front yard gardening
It’s Wednesday…that means time to show off some fantastic photos from the BHG Share My Gallery.
I admit that I’m a follow-the-rules kind of guy. I was raised with the belief that rules largely exist to help us know what kind of decision to make when we’re confused, to keep the world in order, and to prevent us from falling into deep, inescapable chaos.
But when I read the story of Julie Bass in Oak Park, Michigan, I silently gave her a thumbs up.
Julie Bass’ story is an interesting one: According to what I’ve read, she’s being threatened with a misdemeanor crime for violating city code and having a front yard vegetable garden instead of more traditional lawn and shrubbery.
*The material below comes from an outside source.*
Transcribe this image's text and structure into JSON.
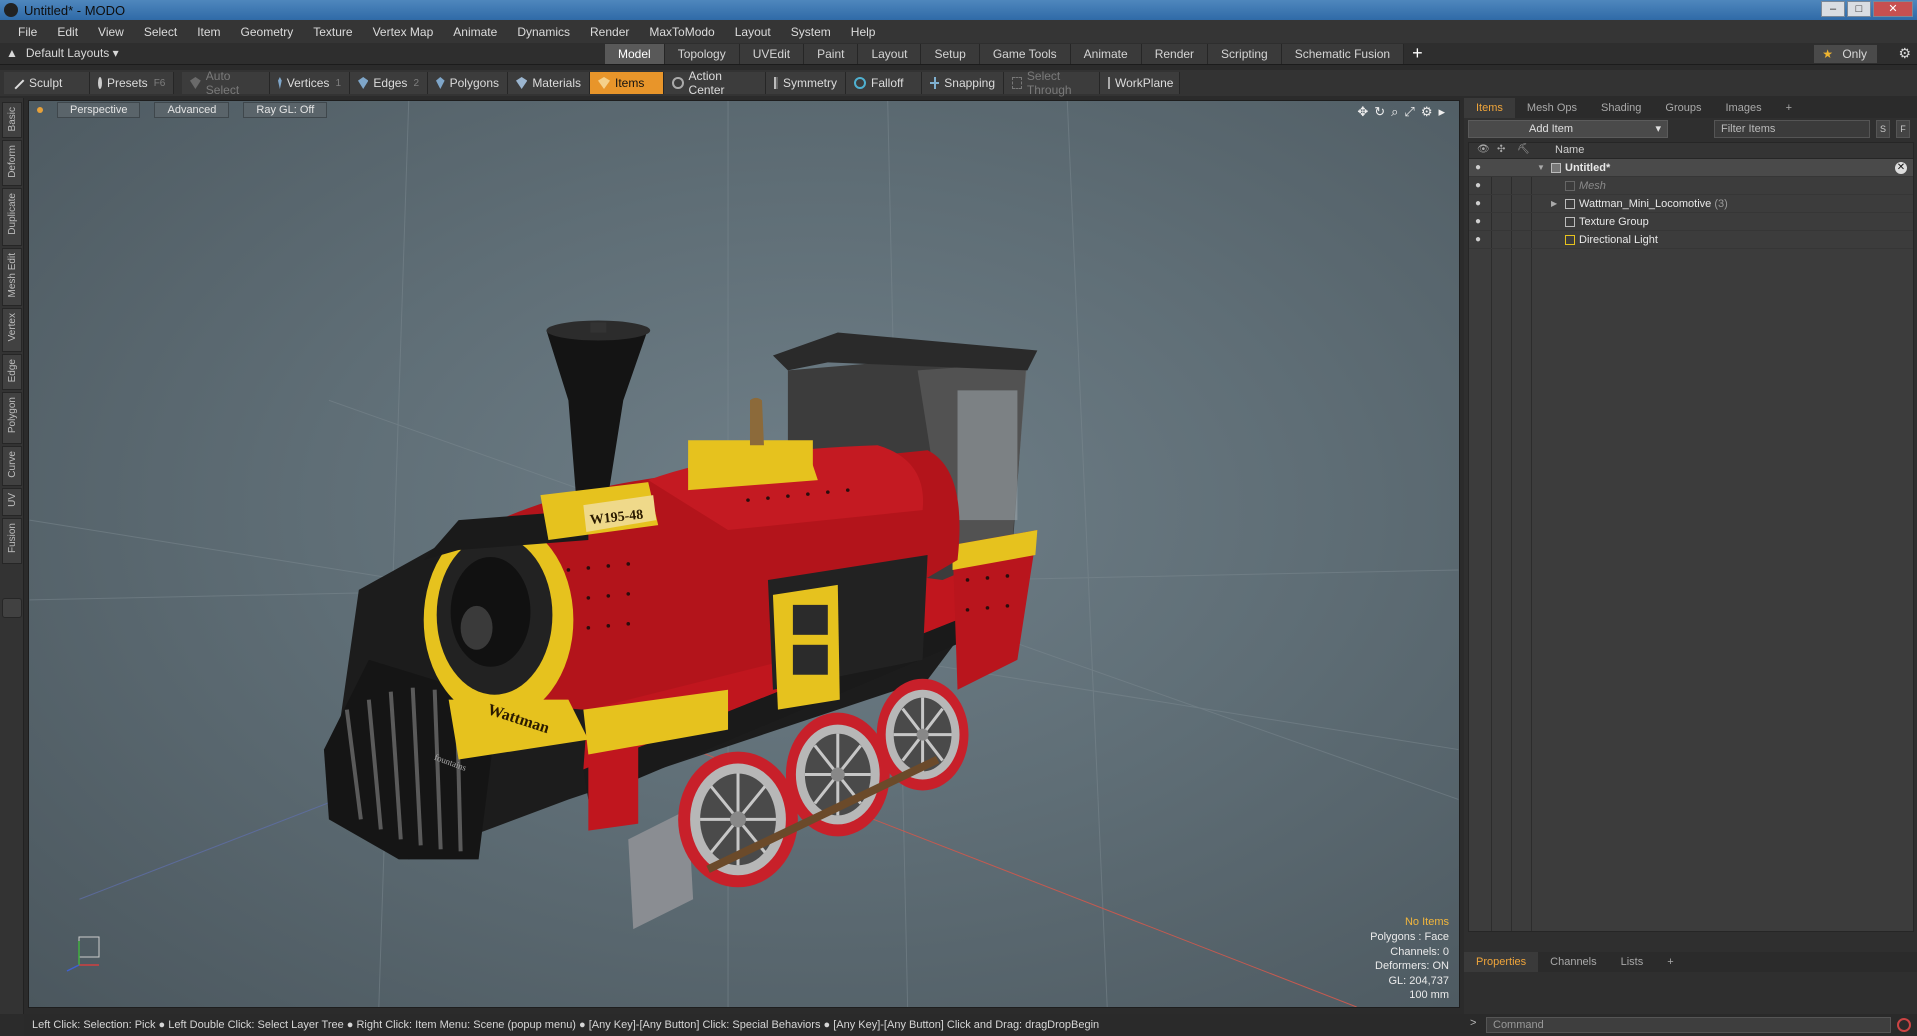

Personally, I don’t find the pictures I’ve seen (view for yourself here) particularly unattractive. It’s not the most traditional approach to front yard landscape design, but it’s certainly not bare earth. And it’s not the first time I’ve heard of growing vegetables out front; in fact, you can see a picture of a front yard that incorporates herbs and vegetables in a front yard right here on BHG.com.
So what do you think? Is this brouhaha over nothing — should she be fined and forced to move her vegetable garden out back and replace it with lawn? Or should she be cheered for doing something a little different? Share your comments!
Looking for a quick way to add a little curb appeal to your yard? Try a parking-strip garden!
The little stretch of lawn between the street and the sidewalk may be a great place to add color (and it’s one less area you have to mow).
First off, check for local restrictions before planting; some communities don’t allow parking-strip gardens without permission from the municipality. Others may have restrictions on how tall/wide plants in a parking strip can grow.
To keep your parking strip usable for guests who may park on the street in front of your home, consider running mulch or flagstone pathways through your garden to give them a way to walk through.
Need inspiration? Check out this stunning example, which features:
- Supertunia Vista Bubblegum petunias
- Snow Princess sweet alyssum
- ‘Redbor’ kale
- ‘Perfume Deep Purple’ nicotiana
- Variegated iris